*Directions for this task*.
The text of every record, exactly as given and with no pictures, should be your output.

*Material for the task*.
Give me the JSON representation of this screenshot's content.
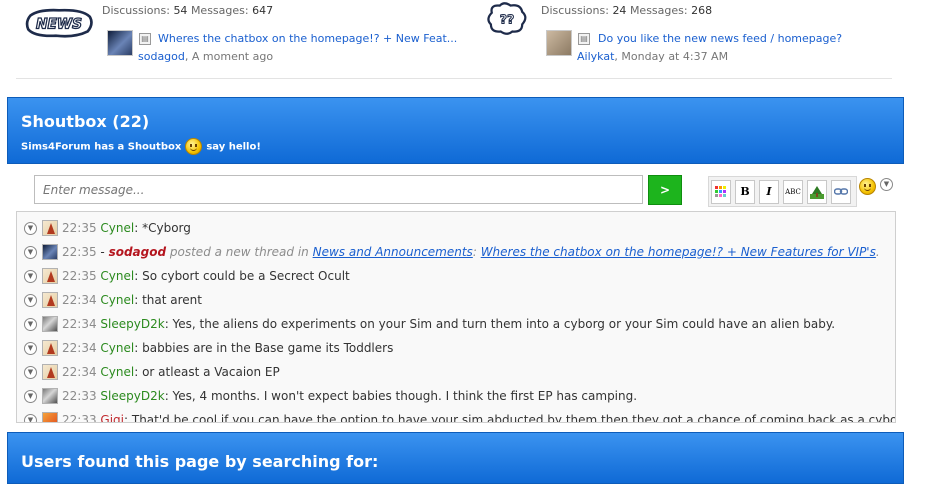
{
  "forums": [
    {
      "logo": "NEWS",
      "stats": {
        "discussions_label": "Discussions:",
        "discussions": "54",
        "messages_label": "Messages:",
        "messages": "647"
      },
      "latest": {
        "title": "Wheres the chatbox on the homepage!? + New Feat...",
        "user": "sodagod",
        "time": "A moment ago"
      }
    },
    {
      "logo": "??",
      "stats": {
        "discussions_label": "Discussions:",
        "discussions": "24",
        "messages_label": "Messages:",
        "messages": "268"
      },
      "latest": {
        "title": "Do you like the new news feed / homepage?",
        "user": "Ailykat",
        "time": "Monday at 4:37 AM"
      }
    }
  ],
  "shoutbox": {
    "title": "Shoutbox (22)",
    "subtitle_before": "Sims4Forum has a Shoutbox",
    "subtitle_after": "say hello!",
    "input_placeholder": "Enter message...",
    "send_label": ">",
    "toolbar": {
      "bold": "B",
      "italic": "I",
      "spell": "ABC"
    }
  },
  "messages": [
    {
      "time": "22:35",
      "user": "Cynel",
      "text": "*Cyborg",
      "avatar": "cynel"
    },
    {
      "time": "22:35",
      "user": "sodagod",
      "avatar": "soda",
      "action": "posted a new thread in",
      "forum": "News and Announcements",
      "sep": ":",
      "thread": "Wheres the chatbox on the homepage!? + New Features for VIP's",
      "end": "."
    },
    {
      "time": "22:35",
      "user": "Cynel",
      "text": "So cybort could be a Secrect Ocult",
      "avatar": "cynel"
    },
    {
      "time": "22:34",
      "user": "Cynel",
      "text": "that arent",
      "avatar": "cynel"
    },
    {
      "time": "22:34",
      "user": "SleepyD2k",
      "text": "Yes, the aliens do experiments on your Sim and turn them into a cyborg or your Sim could have an alien baby.",
      "avatar": "sleepy"
    },
    {
      "time": "22:34",
      "user": "Cynel",
      "text": "babbies are in the Base game its Toddlers",
      "avatar": "cynel"
    },
    {
      "time": "22:34",
      "user": "Cynel",
      "text": "or atleast a Vacaion EP",
      "avatar": "cynel"
    },
    {
      "time": "22:33",
      "user": "SleepyD2k",
      "text": "Yes, 4 months. I won't expect babies though. I think the first EP has camping.",
      "avatar": "sleepy"
    },
    {
      "time": "22:33",
      "user": "Gigi",
      "text": "That'd be cool if you can have the option to have your sim abducted by them then they got a chance of coming back as a cyborg",
      "avatar": "gigi"
    }
  ],
  "search_section": {
    "title": "Users found this page by searching for:"
  }
}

*Your response*.
Give me the JSON representation of this screenshot's content.
{
  "forums": [
    {
      "logo": "NEWS",
      "stats": {
        "discussions_label": "Discussions:",
        "discussions": "54",
        "messages_label": "Messages:",
        "messages": "647"
      },
      "latest": {
        "title": "Wheres the chatbox on the homepage!? + New Feat...",
        "user": "sodagod",
        "time": "A moment ago"
      }
    },
    {
      "logo": "??",
      "stats": {
        "discussions_label": "Discussions:",
        "discussions": "24",
        "messages_label": "Messages:",
        "messages": "268"
      },
      "latest": {
        "title": "Do you like the new news feed / homepage?",
        "user": "Ailykat",
        "time": "Monday at 4:37 AM"
      }
    }
  ],
  "shoutbox": {
    "title": "Shoutbox (22)",
    "subtitle_before": "Sims4Forum has a Shoutbox",
    "subtitle_after": "say hello!",
    "input_placeholder": "Enter message...",
    "send_label": ">",
    "toolbar": {
      "bold": "B",
      "italic": "I",
      "spell": "ABC"
    }
  },
  "messages": [
    {
      "time": "22:35",
      "user": "Cynel",
      "text": "*Cyborg",
      "avatar": "cynel"
    },
    {
      "time": "22:35",
      "user": "sodagod",
      "avatar": "soda",
      "action": "posted a new thread in",
      "forum": "News and Announcements",
      "sep": ":",
      "thread": "Wheres the chatbox on the homepage!? + New Features for VIP's",
      "end": "."
    },
    {
      "time": "22:35",
      "user": "Cynel",
      "text": "So cybort could be a Secrect Ocult",
      "avatar": "cynel"
    },
    {
      "time": "22:34",
      "user": "Cynel",
      "text": "that arent",
      "avatar": "cynel"
    },
    {
      "time": "22:34",
      "user": "SleepyD2k",
      "text": "Yes, the aliens do experiments on your Sim and turn them into a cyborg or your Sim could have an alien baby.",
      "avatar": "sleepy"
    },
    {
      "time": "22:34",
      "user": "Cynel",
      "text": "babbies are in the Base game its Toddlers",
      "avatar": "cynel"
    },
    {
      "time": "22:34",
      "user": "Cynel",
      "text": "or atleast a Vacaion EP",
      "avatar": "cynel"
    },
    {
      "time": "22:33",
      "user": "SleepyD2k",
      "text": "Yes, 4 months. I won't expect babies though. I think the first EP has camping.",
      "avatar": "sleepy"
    },
    {
      "time": "22:33",
      "user": "Gigi",
      "text": "That'd be cool if you can have the option to have your sim abducted by them then they got a chance of coming back as a cyborg",
      "avatar": "gigi"
    }
  ],
  "search_section": {
    "title": "Users found this page by searching for:"
  }
}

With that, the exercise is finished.